“Work that fails to enter a canon — literary, historical, or otherwise — tends to languish on the dustier shelves of college libraries. Digitization allows a new generation of scholars to look at them with fresh regard.”
People have always loved a good lurid story, the more complicated by family twists and accented by violence the better. Back in the 19th century, thousands of chapbooks were printed in Spain and England that chronicled grisly crimes and romantic intrigue for the public, and since a large part of the population was illiterate, there were always great images to catch the curious eye.
Penguin UK has released ten editions of ten contemporary classics with covers all commissioned from street artists, using photographs documenting the literary-inspired work.

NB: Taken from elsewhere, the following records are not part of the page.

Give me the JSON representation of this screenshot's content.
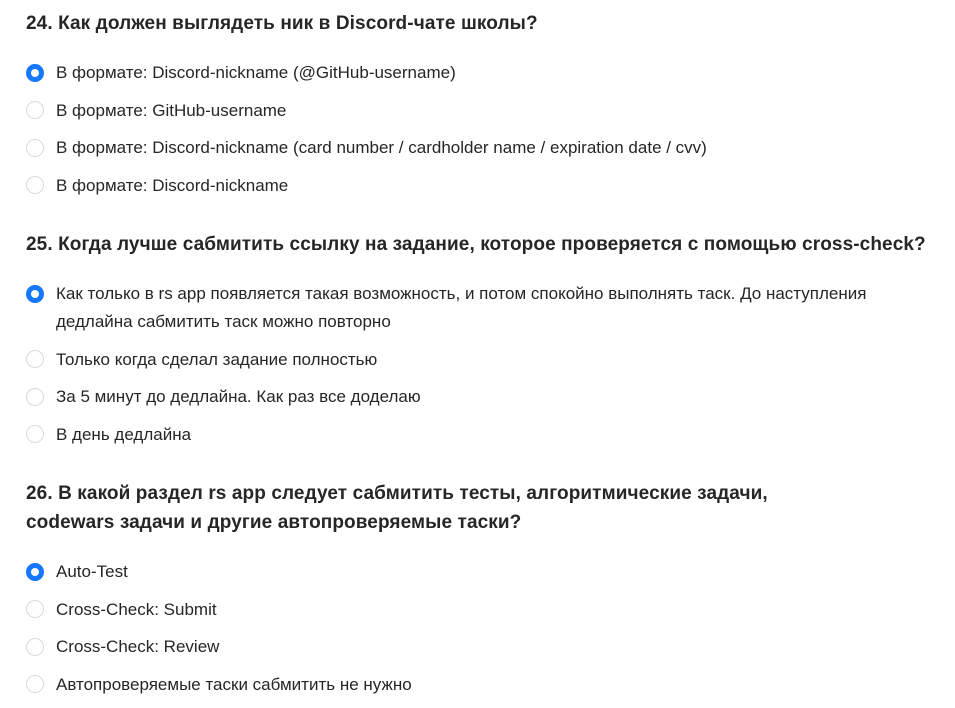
{
  "questions": [
    {
      "title": "24. Как должен выглядеть ник в Discord-чате школы?",
      "options": [
        {
          "label": "В формате: Discord-nickname (@GitHub-username)",
          "selected": true
        },
        {
          "label": "В формате: GitHub-username",
          "selected": false
        },
        {
          "label": "В формате: Discord-nickname (card number / cardholder name / expiration date / cvv)",
          "selected": false
        },
        {
          "label": "В формате: Discord-nickname",
          "selected": false
        }
      ]
    },
    {
      "title": "25. Когда лучше сабмитить ссылку на задание, которое проверяется с помощью cross-check?",
      "options": [
        {
          "label": "Как только в rs app появляется такая возможность, и потом спокойно выполнять таск. До наступления дедлайна сабмитить таск можно повторно",
          "selected": true
        },
        {
          "label": "Только когда сделал задание полностью",
          "selected": false
        },
        {
          "label": "За 5 минут до дедлайна. Как раз все доделаю",
          "selected": false
        },
        {
          "label": "В день дедлайна",
          "selected": false
        }
      ]
    },
    {
      "title": "26. В какой раздел rs app следует сабмитить тесты, алгоритмические задачи, codewars задачи и другие автопроверяемые таски?",
      "options": [
        {
          "label": "Auto-Test",
          "selected": true
        },
        {
          "label": "Cross-Check: Submit",
          "selected": false
        },
        {
          "label": "Cross-Check: Review",
          "selected": false
        },
        {
          "label": "Автопроверяемые таски сабмитить не нужно",
          "selected": false
        }
      ]
    }
  ],
  "colors": {
    "accent": "#1677ff",
    "text": "#262626",
    "radio_border": "#d9d9d9"
  }
}
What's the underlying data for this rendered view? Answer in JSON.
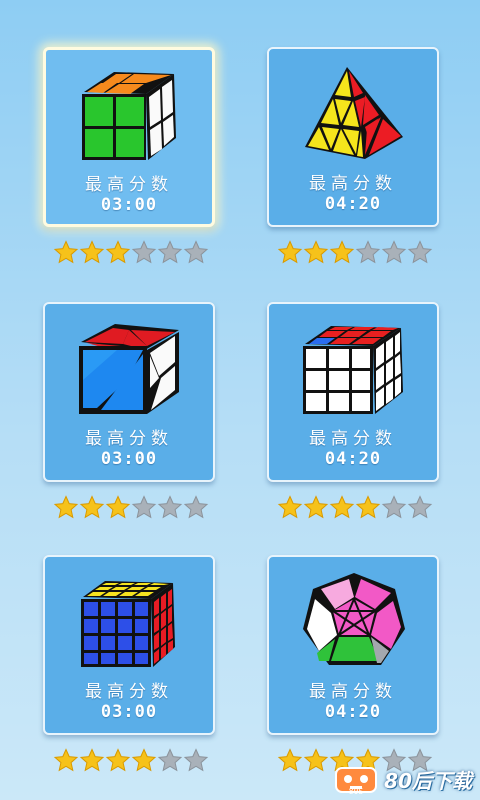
{
  "colors": {
    "card": "#5aaee8",
    "star_filled": "#f6c21a",
    "star_empty": "#a9b1b9"
  },
  "levels": [
    {
      "title": "最高分数",
      "time": "03:00",
      "stars": 3,
      "max_stars": 6,
      "puzzle": "2x2-cube-icon",
      "selected": true
    },
    {
      "title": "最高分数",
      "time": "04:20",
      "stars": 3,
      "max_stars": 6,
      "puzzle": "pyraminx-icon",
      "selected": false
    },
    {
      "title": "最高分数",
      "time": "03:00",
      "stars": 3,
      "max_stars": 6,
      "puzzle": "skewb-icon",
      "selected": false
    },
    {
      "title": "最高分数",
      "time": "04:20",
      "stars": 4,
      "max_stars": 6,
      "puzzle": "3x3-cube-icon",
      "selected": false
    },
    {
      "title": "最高分数",
      "time": "03:00",
      "stars": 4,
      "max_stars": 6,
      "puzzle": "4x4-cube-icon",
      "selected": false
    },
    {
      "title": "最高分数",
      "time": "04:20",
      "stars": 4,
      "max_stars": 6,
      "puzzle": "megaminx-icon",
      "selected": false
    }
  ],
  "watermark": {
    "text": "80后下载",
    "icon": "robot-logo-icon"
  }
}
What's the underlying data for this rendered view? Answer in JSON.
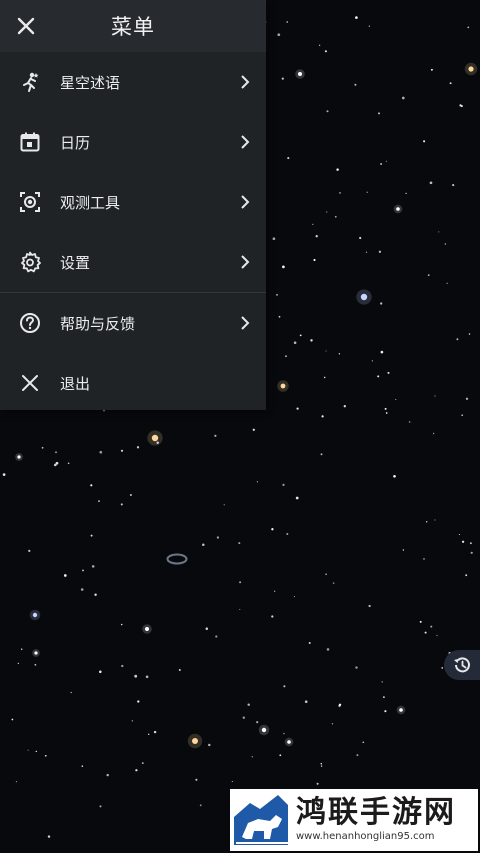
{
  "menu": {
    "title": "菜单",
    "items": [
      {
        "label": "星空述语",
        "icon": "runner-star-icon"
      },
      {
        "label": "日历",
        "icon": "calendar-icon"
      },
      {
        "label": "观测工具",
        "icon": "camera-focus-icon"
      },
      {
        "label": "设置",
        "icon": "gear-icon"
      }
    ],
    "items2": [
      {
        "label": "帮助与反馈",
        "icon": "help-circle-icon"
      },
      {
        "label": "退出",
        "icon": "close-icon"
      }
    ]
  },
  "history_button": {
    "icon": "history-icon"
  },
  "watermark": {
    "title": "鸿联手游网",
    "url": "www.henanhonglian95.com"
  },
  "colors": {
    "sky": "#07090d",
    "menu_bg": "#1f2326",
    "header_bg": "#272b2f",
    "star_warm": "#ffd79a",
    "star_cool": "#c8d4ff",
    "history_bg": "#252a38"
  }
}
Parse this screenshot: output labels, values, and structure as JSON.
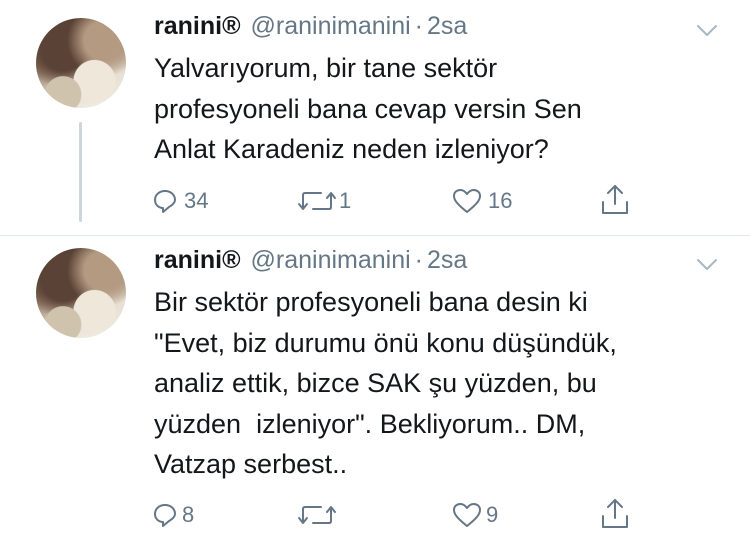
{
  "tweets": [
    {
      "name": "ranini®",
      "handle": "@raninimanini",
      "separator": "·",
      "time": "2sa",
      "text": "Yalvarıyorum, bir tane sektör\nprofesyoneli bana cevap versin Sen\nAnlat Karadeniz neden izleniyor?",
      "replies": "34",
      "retweets": "1",
      "likes": "16"
    },
    {
      "name": "ranini®",
      "handle": "@raninimanini",
      "separator": "·",
      "time": "2sa",
      "text": "Bir sektör profesyoneli bana desin ki\n\"Evet, biz durumu önü konu düşündük,\nanaliz ettik, bizce SAK şu yüzden, bu\nyüzden  izleniyor\". Bekliyorum.. DM,\nVatzap serbest..",
      "replies": "8",
      "retweets": "",
      "likes": "9"
    }
  ],
  "icons": {
    "reply": "reply-icon",
    "retweet": "retweet-icon",
    "like": "heart-icon",
    "share": "share-icon",
    "more": "chevron-down-icon"
  },
  "colors": {
    "text": "#14171a",
    "secondary": "#657786",
    "thread_line": "#ccd6dd"
  }
}
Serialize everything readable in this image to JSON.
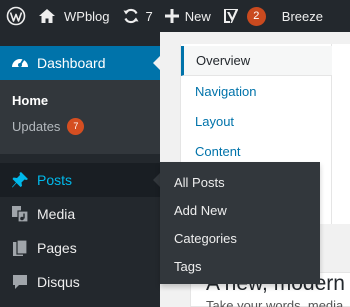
{
  "adminbar": {
    "site_name": "WPblog",
    "updates_count": "7",
    "new_label": "New",
    "yoast_badge": "2",
    "breeze_label": "Breeze"
  },
  "sidebar": {
    "dashboard_label": "Dashboard",
    "submenu": {
      "home_label": "Home",
      "updates_label": "Updates",
      "updates_count": "7"
    },
    "items": [
      {
        "label": "Posts",
        "icon": "pin-icon"
      },
      {
        "label": "Media",
        "icon": "media-icon"
      },
      {
        "label": "Pages",
        "icon": "pages-icon"
      },
      {
        "label": "Disqus",
        "icon": "comment-icon"
      }
    ]
  },
  "flyout": {
    "items": [
      "All Posts",
      "Add New",
      "Categories",
      "Tags"
    ]
  },
  "help_tabs": [
    "Overview",
    "Navigation",
    "Layout",
    "Content"
  ],
  "welcome": {
    "title": "A new, modern",
    "subtitle": "Take your words, media..."
  },
  "colors": {
    "accent": "#0073aa",
    "adminbar_bg": "#23282d",
    "badge": "#d54e21",
    "posts_highlight": "#00b9eb"
  }
}
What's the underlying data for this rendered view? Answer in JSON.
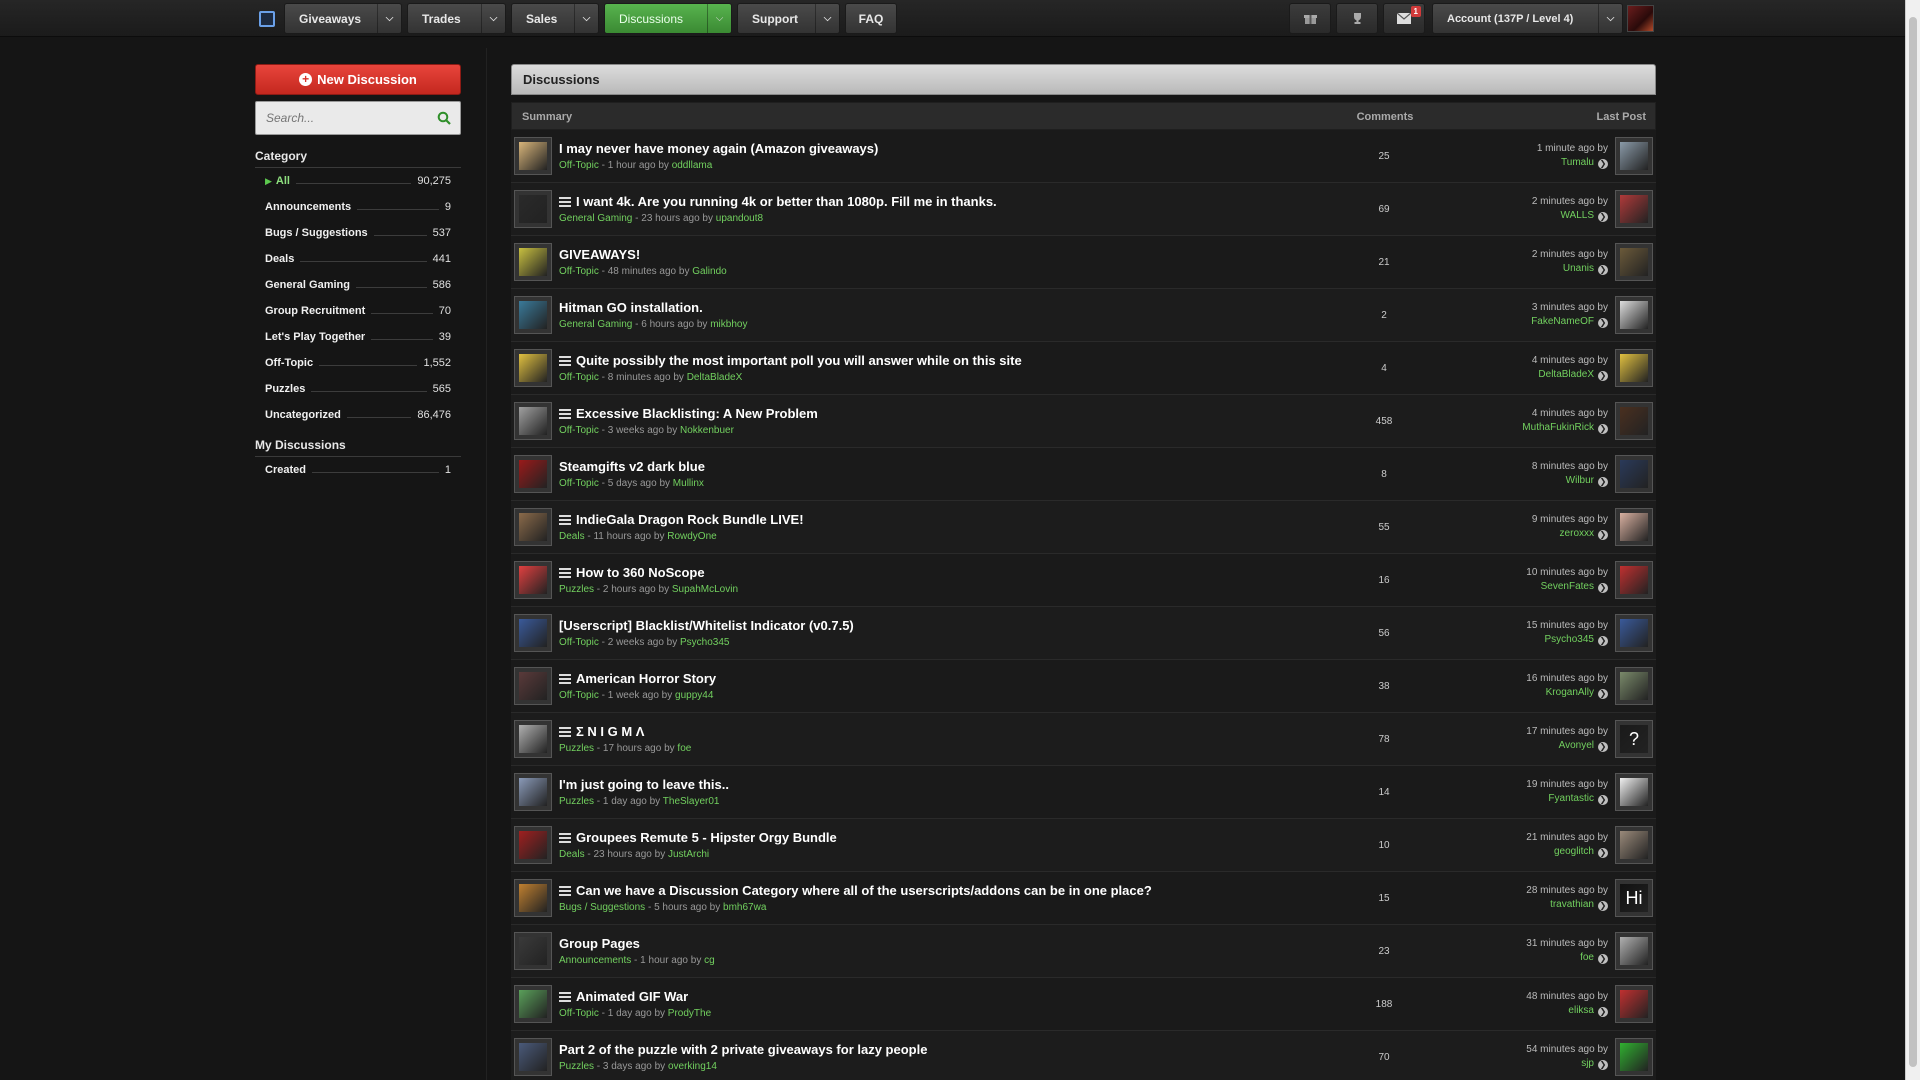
{
  "nav": {
    "items": [
      {
        "label": "Giveaways",
        "dropdown": true
      },
      {
        "label": "Trades",
        "dropdown": true
      },
      {
        "label": "Sales",
        "dropdown": true
      },
      {
        "label": "Discussions",
        "dropdown": true,
        "active": true
      },
      {
        "label": "Support",
        "dropdown": true
      },
      {
        "label": "FAQ",
        "dropdown": false
      }
    ],
    "icons": [
      "gift-icon",
      "trophy-icon",
      "mail-icon"
    ],
    "mail_badge": "1",
    "account": "Account (137P / Level 4)"
  },
  "sidebar": {
    "new_discussion": "New Discussion",
    "search_placeholder": "Search...",
    "category_title": "Category",
    "categories": [
      {
        "name": "All",
        "count": "90,275",
        "active": true
      },
      {
        "name": "Announcements",
        "count": "9"
      },
      {
        "name": "Bugs / Suggestions",
        "count": "537"
      },
      {
        "name": "Deals",
        "count": "441"
      },
      {
        "name": "General Gaming",
        "count": "586"
      },
      {
        "name": "Group Recruitment",
        "count": "70"
      },
      {
        "name": "Let's Play Together",
        "count": "39"
      },
      {
        "name": "Off-Topic",
        "count": "1,552"
      },
      {
        "name": "Puzzles",
        "count": "565"
      },
      {
        "name": "Uncategorized",
        "count": "86,476"
      }
    ],
    "my_title": "My Discussions",
    "my_items": [
      {
        "name": "Created",
        "count": "1"
      }
    ]
  },
  "main": {
    "title": "Discussions",
    "col_summary": "Summary",
    "col_comments": "Comments",
    "col_lastpost": "Last Post",
    "rows": [
      {
        "title": "I may never have money again (Amazon giveaways)",
        "poll": false,
        "category": "Off-Topic",
        "age": "1 hour ago",
        "author": "oddllama",
        "comments": "25",
        "last_time": "1 minute ago by",
        "last_user": "Tumalu",
        "thumb": "#d8b57a",
        "lthumb": "#8a9aa8"
      },
      {
        "title": "I want 4k. Are you running 4k or better than 1080p. Fill me in thanks.",
        "poll": true,
        "category": "General Gaming",
        "age": "23 hours ago",
        "author": "upandout8",
        "comments": "69",
        "last_time": "2 minutes ago by",
        "last_user": "WALLS",
        "thumb": "#2a2a2a",
        "lthumb": "#b03a3a"
      },
      {
        "title": "GIVEAWAYS!",
        "poll": false,
        "category": "Off-Topic",
        "age": "48 minutes ago",
        "author": "Galindo",
        "comments": "21",
        "last_time": "2 minutes ago by",
        "last_user": "Unanis",
        "thumb": "#c8c040",
        "lthumb": "#6b5a3a"
      },
      {
        "title": "Hitman GO installation.",
        "poll": false,
        "category": "General Gaming",
        "age": "6 hours ago",
        "author": "mikbhoy",
        "comments": "2",
        "last_time": "3 minutes ago by",
        "last_user": "FakeNameOF",
        "thumb": "#3a7a9a",
        "lthumb": "#dddddd"
      },
      {
        "title": "Quite possibly the most important poll you will answer while on this site",
        "poll": true,
        "category": "Off-Topic",
        "age": "8 minutes ago",
        "author": "DeltaBladeX",
        "comments": "4",
        "last_time": "4 minutes ago by",
        "last_user": "DeltaBladeX",
        "thumb": "#e0c040",
        "lthumb": "#e0c040"
      },
      {
        "title": "Excessive Blacklisting: A New Problem",
        "poll": true,
        "category": "Off-Topic",
        "age": "3 weeks ago",
        "author": "Nokkenbuer",
        "comments": "458",
        "last_time": "4 minutes ago by",
        "last_user": "MuthaFukinRick",
        "thumb": "#a0a0a0",
        "lthumb": "#4a3020"
      },
      {
        "title": "Steamgifts v2 dark blue",
        "poll": false,
        "category": "Off-Topic",
        "age": "5 days ago",
        "author": "Mullinx",
        "comments": "8",
        "last_time": "8 minutes ago by",
        "last_user": "Wilbur",
        "thumb": "#9a1a1a",
        "lthumb": "#2a3a5a"
      },
      {
        "title": "IndieGala Dragon Rock Bundle LIVE!",
        "poll": true,
        "category": "Deals",
        "age": "11 hours ago",
        "author": "RowdyOne",
        "comments": "55",
        "last_time": "9 minutes ago by",
        "last_user": "zeroxxx",
        "thumb": "#8a6a4a",
        "lthumb": "#d8b0a0"
      },
      {
        "title": "How to 360 NoScope",
        "poll": true,
        "category": "Puzzles",
        "age": "2 hours ago",
        "author": "SupahMcLovin",
        "comments": "16",
        "last_time": "10 minutes ago by",
        "last_user": "SevenFates",
        "thumb": "#e04040",
        "lthumb": "#c03030"
      },
      {
        "title": "[Userscript] Blacklist/Whitelist Indicator (v0.7.5)",
        "poll": false,
        "category": "Off-Topic",
        "age": "2 weeks ago",
        "author": "Psycho345",
        "comments": "56",
        "last_time": "15 minutes ago by",
        "last_user": "Psycho345",
        "thumb": "#3a5a9a",
        "lthumb": "#3a5a9a"
      },
      {
        "title": "American Horror Story",
        "poll": true,
        "category": "Off-Topic",
        "age": "1 week ago",
        "author": "guppy44",
        "comments": "38",
        "last_time": "16 minutes ago by",
        "last_user": "KroganAlly",
        "thumb": "#5a3a3a",
        "lthumb": "#7a8a6a"
      },
      {
        "title": "Σ N I G M Λ",
        "poll": true,
        "category": "Puzzles",
        "age": "17 hours ago",
        "author": "foe",
        "comments": "78",
        "last_time": "17 minutes ago by",
        "last_user": "Avonyel",
        "thumb": "#b0b0b0",
        "lthumb": "#1a1a1a"
      },
      {
        "title": "I'm just going to leave this..",
        "poll": false,
        "category": "Puzzles",
        "age": "1 day ago",
        "author": "TheSlayer01",
        "comments": "14",
        "last_time": "19 minutes ago by",
        "last_user": "Fyantastic",
        "thumb": "#8a9ab8",
        "lthumb": "#f0f0f0"
      },
      {
        "title": "Groupees Remute 5 - Hipster Orgy Bundle",
        "poll": true,
        "category": "Deals",
        "age": "23 hours ago",
        "author": "JustArchi",
        "comments": "10",
        "last_time": "21 minutes ago by",
        "last_user": "geoglitch",
        "thumb": "#a02020",
        "lthumb": "#9a8a7a"
      },
      {
        "title": "Can we have a Discussion Category where all of the userscripts/addons can be in one place?",
        "poll": true,
        "category": "Bugs / Suggestions",
        "age": "5 hours ago",
        "author": "bmh67wa",
        "comments": "15",
        "last_time": "28 minutes ago by",
        "last_user": "travathian",
        "thumb": "#c08030",
        "lthumb": "#111111"
      },
      {
        "title": "Group Pages",
        "poll": false,
        "category": "Announcements",
        "age": "1 hour ago",
        "author": "cg",
        "comments": "23",
        "last_time": "31 minutes ago by",
        "last_user": "foe",
        "thumb": "#3a3a3a",
        "lthumb": "#b0b0b0"
      },
      {
        "title": "Animated GIF War",
        "poll": true,
        "category": "Off-Topic",
        "age": "1 day ago",
        "author": "ProdyThe",
        "comments": "188",
        "last_time": "48 minutes ago by",
        "last_user": "eliksa",
        "thumb": "#5aa05a",
        "lthumb": "#c03030"
      },
      {
        "title": "Part 2 of the puzzle with 2 private giveaways for lazy people",
        "poll": false,
        "category": "Puzzles",
        "age": "3 days ago",
        "author": "overking14",
        "comments": "70",
        "last_time": "54 minutes ago by",
        "last_user": "sjp",
        "thumb": "#4a5a7a",
        "lthumb": "#30b030"
      }
    ]
  },
  "special_thumb_text": {
    "hi": "Hi",
    "question": "?"
  }
}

Here is a fun literary experiment: substitute the words ill or illness in Virginia Woolf’s essay “On Being Ill” (1930) with the words hung-over and hangover . It works, right? “Hangover is the great confessional”; “In a hangover words seem to possess a mystic quality”; “Incomprehensibility has an enormous power over us in a hangover.” And so on. But the best bit is this: “To hinder the description of hangover in literature, there is the poverty of the language. English, which can express the thoughts of Hamlet and the tragedy of Lear, has no words for the shiver and the headache.”
MIAMI — Need a good summer read? Maybe you should pick up books from one of these authors.
AWP, or the Association of Writers and Writing Programs (that’s actually AWWP, but we’ll let that slide), is billed as an annual celebration of authors, teachers, writing programs, literary centers and small press publishers. Every year these bibliophile masses descend on a North American city (Chicago, this year) to promote, mingle, fraternize, frolic, freak out, fight, deal, dole and drink. The book fair is the centerpiece, the polestar of the conference; a nerve-jouncing nerve center of tables and stalls and booths tucked away in the belly of the Chicago Hilton hotel on South Michigan Ave.
Varamo is only the sixth novel by the Argentinian writer César Aira to be made available in English, but the premise already sounds like an Aira-parody: one night in Panama in 1923, a government employee without a literary bone in his body composes a future masterpiece of Central American poetry and, as often happens, never writes another word again.
Written from the perspective of Dr. Gachet, Vincent van Gogh’s physician, Carol Wallace’s Leaving Van Gogh is the fictional story of the famous painter’s final months in the French town of Auvers. Based on 902 letters exchanged between Van Gogh and his family and friends, the novel paints the picture of a brilliant but tormented artist who alternates between captivating and scaring those closest to him. About to embark on the book tour, Wallace took the time to share her thoughts on Vincent van Gogh, mental illness and the joy of writing about painting.